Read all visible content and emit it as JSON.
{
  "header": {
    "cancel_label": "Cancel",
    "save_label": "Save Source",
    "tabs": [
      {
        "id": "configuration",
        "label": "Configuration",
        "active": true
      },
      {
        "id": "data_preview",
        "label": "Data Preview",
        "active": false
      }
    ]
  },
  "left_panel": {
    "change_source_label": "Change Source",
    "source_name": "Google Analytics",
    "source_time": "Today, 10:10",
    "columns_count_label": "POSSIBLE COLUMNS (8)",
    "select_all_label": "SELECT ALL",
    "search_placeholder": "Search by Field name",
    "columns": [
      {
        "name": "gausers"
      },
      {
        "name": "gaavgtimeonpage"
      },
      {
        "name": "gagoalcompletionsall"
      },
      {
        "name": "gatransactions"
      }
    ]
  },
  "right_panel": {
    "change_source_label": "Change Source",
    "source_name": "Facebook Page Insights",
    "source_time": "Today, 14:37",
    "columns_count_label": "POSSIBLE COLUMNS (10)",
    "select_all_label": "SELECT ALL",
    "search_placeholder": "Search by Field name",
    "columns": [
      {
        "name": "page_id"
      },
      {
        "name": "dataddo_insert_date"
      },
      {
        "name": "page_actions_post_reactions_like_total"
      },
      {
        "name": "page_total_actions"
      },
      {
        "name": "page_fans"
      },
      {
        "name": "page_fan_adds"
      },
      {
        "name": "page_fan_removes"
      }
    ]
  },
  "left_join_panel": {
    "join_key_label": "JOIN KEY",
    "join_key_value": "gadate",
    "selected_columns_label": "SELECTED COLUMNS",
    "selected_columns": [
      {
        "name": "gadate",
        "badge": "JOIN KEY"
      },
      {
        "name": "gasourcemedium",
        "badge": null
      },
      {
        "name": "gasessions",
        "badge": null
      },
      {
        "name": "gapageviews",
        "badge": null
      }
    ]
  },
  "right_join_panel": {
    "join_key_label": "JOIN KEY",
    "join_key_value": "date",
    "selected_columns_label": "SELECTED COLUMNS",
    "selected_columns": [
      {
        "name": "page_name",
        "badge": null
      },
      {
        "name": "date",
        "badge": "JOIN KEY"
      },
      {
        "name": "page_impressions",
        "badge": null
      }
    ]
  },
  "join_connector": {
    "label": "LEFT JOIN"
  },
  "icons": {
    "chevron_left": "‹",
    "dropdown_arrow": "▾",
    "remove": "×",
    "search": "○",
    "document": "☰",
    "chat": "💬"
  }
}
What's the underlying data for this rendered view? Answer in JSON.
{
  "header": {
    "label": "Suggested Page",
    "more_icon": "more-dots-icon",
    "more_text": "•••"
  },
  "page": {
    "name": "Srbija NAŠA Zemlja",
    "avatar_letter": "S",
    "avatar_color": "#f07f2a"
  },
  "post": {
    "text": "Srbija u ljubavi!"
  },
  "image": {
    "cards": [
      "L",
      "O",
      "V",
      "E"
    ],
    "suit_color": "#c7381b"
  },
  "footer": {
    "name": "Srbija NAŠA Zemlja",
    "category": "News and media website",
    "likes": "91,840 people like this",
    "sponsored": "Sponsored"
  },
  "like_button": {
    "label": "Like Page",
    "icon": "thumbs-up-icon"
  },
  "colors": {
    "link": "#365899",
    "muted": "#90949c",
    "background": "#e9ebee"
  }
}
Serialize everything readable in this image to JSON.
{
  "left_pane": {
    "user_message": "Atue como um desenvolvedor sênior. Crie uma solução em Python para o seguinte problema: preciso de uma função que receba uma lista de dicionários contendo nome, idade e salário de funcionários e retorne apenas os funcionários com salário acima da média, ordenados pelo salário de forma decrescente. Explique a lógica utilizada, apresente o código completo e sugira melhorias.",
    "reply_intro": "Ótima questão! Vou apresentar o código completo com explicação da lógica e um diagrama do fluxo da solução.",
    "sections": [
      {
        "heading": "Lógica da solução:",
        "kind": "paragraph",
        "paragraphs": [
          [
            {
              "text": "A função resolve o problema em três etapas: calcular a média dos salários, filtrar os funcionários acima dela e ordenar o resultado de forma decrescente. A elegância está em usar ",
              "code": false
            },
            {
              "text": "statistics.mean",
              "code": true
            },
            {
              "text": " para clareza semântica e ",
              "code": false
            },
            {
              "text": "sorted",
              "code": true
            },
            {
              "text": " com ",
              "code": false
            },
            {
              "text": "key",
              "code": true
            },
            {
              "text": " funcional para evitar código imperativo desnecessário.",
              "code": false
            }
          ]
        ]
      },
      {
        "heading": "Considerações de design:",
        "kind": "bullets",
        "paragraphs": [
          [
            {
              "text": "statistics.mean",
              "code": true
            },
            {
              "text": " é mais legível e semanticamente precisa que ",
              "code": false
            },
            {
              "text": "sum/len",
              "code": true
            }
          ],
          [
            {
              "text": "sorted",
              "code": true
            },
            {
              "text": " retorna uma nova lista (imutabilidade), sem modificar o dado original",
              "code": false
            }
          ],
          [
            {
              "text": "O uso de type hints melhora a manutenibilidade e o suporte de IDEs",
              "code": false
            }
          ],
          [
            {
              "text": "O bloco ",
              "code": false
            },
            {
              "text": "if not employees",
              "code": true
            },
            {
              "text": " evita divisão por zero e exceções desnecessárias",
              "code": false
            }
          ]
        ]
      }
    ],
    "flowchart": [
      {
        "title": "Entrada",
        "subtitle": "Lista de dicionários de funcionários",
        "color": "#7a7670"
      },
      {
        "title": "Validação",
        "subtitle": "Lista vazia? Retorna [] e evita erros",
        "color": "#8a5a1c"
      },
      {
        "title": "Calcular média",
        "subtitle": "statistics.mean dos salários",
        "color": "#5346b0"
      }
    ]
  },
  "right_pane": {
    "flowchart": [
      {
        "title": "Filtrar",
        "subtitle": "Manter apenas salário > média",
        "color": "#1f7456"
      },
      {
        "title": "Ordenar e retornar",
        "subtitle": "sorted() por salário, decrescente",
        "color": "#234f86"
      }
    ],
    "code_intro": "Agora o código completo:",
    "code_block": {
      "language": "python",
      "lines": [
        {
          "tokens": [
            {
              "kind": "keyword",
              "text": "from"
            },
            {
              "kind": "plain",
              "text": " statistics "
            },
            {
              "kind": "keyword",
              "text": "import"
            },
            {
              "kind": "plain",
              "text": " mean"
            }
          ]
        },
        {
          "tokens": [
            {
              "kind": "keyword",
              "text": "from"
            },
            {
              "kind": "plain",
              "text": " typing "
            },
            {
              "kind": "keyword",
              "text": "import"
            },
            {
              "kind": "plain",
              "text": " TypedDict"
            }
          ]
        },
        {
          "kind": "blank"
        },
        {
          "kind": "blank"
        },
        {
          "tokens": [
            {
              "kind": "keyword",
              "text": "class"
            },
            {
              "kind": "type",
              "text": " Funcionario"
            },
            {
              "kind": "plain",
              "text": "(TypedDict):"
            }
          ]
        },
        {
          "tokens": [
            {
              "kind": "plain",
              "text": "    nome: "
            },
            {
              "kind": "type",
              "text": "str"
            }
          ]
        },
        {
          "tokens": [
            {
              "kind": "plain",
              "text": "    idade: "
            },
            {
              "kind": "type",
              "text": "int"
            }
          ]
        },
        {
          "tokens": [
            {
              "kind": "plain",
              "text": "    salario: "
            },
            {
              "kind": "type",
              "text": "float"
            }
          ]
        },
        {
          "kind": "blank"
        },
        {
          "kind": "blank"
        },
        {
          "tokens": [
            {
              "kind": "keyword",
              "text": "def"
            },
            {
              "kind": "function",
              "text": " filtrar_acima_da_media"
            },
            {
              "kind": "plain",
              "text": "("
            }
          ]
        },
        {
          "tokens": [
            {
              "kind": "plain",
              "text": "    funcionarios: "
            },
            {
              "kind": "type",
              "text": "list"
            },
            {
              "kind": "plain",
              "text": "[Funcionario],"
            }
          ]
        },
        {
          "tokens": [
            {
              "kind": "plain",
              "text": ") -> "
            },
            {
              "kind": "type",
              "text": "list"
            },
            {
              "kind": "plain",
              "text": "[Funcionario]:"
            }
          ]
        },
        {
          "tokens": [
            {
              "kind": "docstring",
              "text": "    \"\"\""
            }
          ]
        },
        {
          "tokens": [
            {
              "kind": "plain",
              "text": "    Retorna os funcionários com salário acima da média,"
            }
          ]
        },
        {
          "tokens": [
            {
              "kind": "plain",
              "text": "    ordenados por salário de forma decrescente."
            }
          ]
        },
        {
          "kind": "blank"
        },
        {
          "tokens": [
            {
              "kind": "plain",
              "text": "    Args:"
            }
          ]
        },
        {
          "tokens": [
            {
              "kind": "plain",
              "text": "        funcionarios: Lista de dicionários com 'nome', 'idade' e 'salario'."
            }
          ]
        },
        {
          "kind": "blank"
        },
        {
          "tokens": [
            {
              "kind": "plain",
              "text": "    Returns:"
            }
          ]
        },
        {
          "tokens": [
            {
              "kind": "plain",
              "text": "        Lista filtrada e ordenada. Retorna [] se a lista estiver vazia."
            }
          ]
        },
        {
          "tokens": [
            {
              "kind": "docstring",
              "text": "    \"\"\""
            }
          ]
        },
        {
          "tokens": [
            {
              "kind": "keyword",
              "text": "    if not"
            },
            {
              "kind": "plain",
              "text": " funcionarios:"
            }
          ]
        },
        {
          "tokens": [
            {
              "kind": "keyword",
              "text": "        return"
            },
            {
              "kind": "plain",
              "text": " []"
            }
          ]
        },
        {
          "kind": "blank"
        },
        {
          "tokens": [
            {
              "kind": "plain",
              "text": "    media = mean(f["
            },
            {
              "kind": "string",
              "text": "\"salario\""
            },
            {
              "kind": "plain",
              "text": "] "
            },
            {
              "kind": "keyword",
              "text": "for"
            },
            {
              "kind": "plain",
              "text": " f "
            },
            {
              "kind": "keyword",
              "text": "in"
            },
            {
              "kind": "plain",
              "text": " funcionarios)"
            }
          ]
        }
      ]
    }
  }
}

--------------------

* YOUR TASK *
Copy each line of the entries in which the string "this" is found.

* WRITTEN ANSWER *
What's the underlying data for this rendered view? Answer in JSON.
    "likes": "91,840 people like this",
Serialize everything readable in this image to JSON.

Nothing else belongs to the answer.